We review, systematize and discuss models of diffusion in neuronal tissue, by putting them into an overarching physical context of coarse-graining over an increasing diffusion length scale. From this perspective, we view research on quantifying brain microstructure as occurring along three major avenues. The first avenue focusses on transient, or time-dependent, effects in diffusion. These effects signify the gradual coarse-graining of tissue structure, which occurs qualitatively differently in different brain tissue compartments. We show that transient effects contain information about the relevant length scales for neuronal tissue, such as the packing correlation length for neuronal fibers, as well as the degree of structural disorder along the neurites. The second avenue corresponds to the long-time limit, when the observed signal can be approximated as a sum of multiple nonexchanging anisotropic Gaussian components. Here, the challenge lies in parameter estimation and in resolving its hidden degeneracies. The third avenue employs multiple diffusion encoding techniques, able to access information not contained in the conventional diffusion propagator. We conclude with our outlook on future directions that could open exciting possibilities for designing quantitative markers of tissue physiology and pathology, based on methods of studying mesoscopic transport in disordered systems.
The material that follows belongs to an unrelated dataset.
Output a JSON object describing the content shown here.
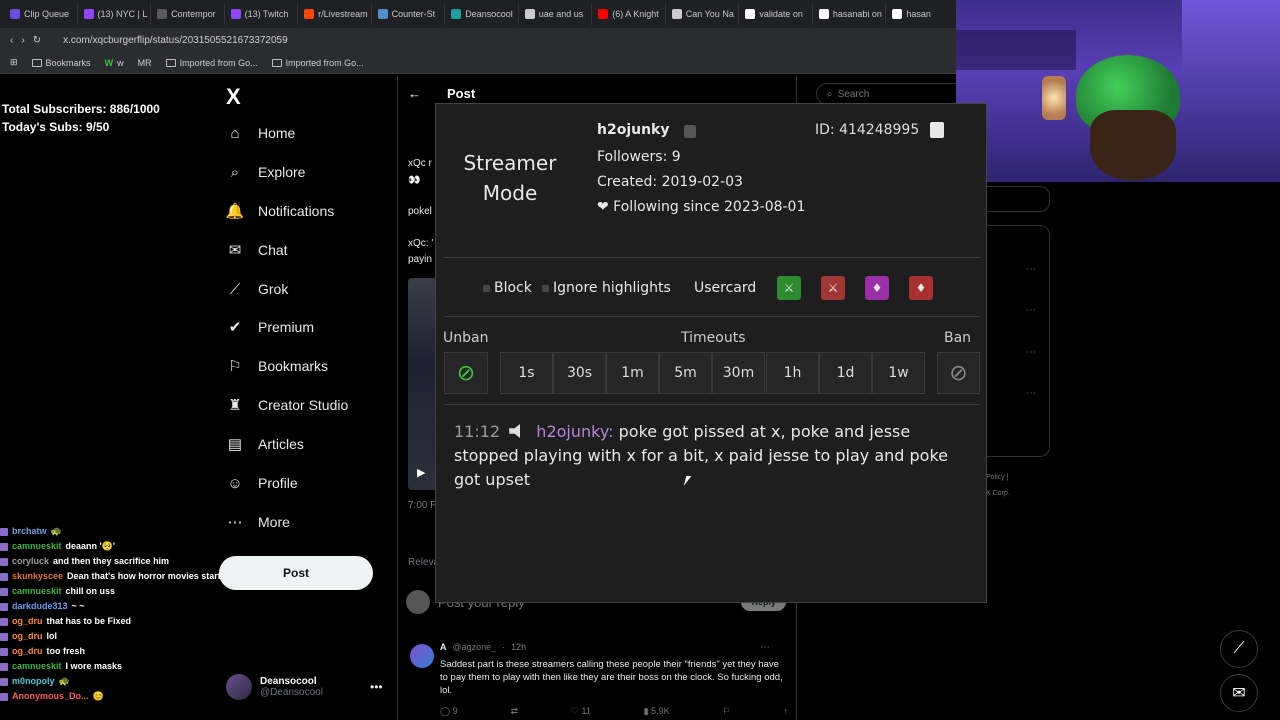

Keywords: MRI; brain; coarse-graining; diffusion; mesoscopic transport; microstructure.
© 2018 John Wiley & Sons, Ltd.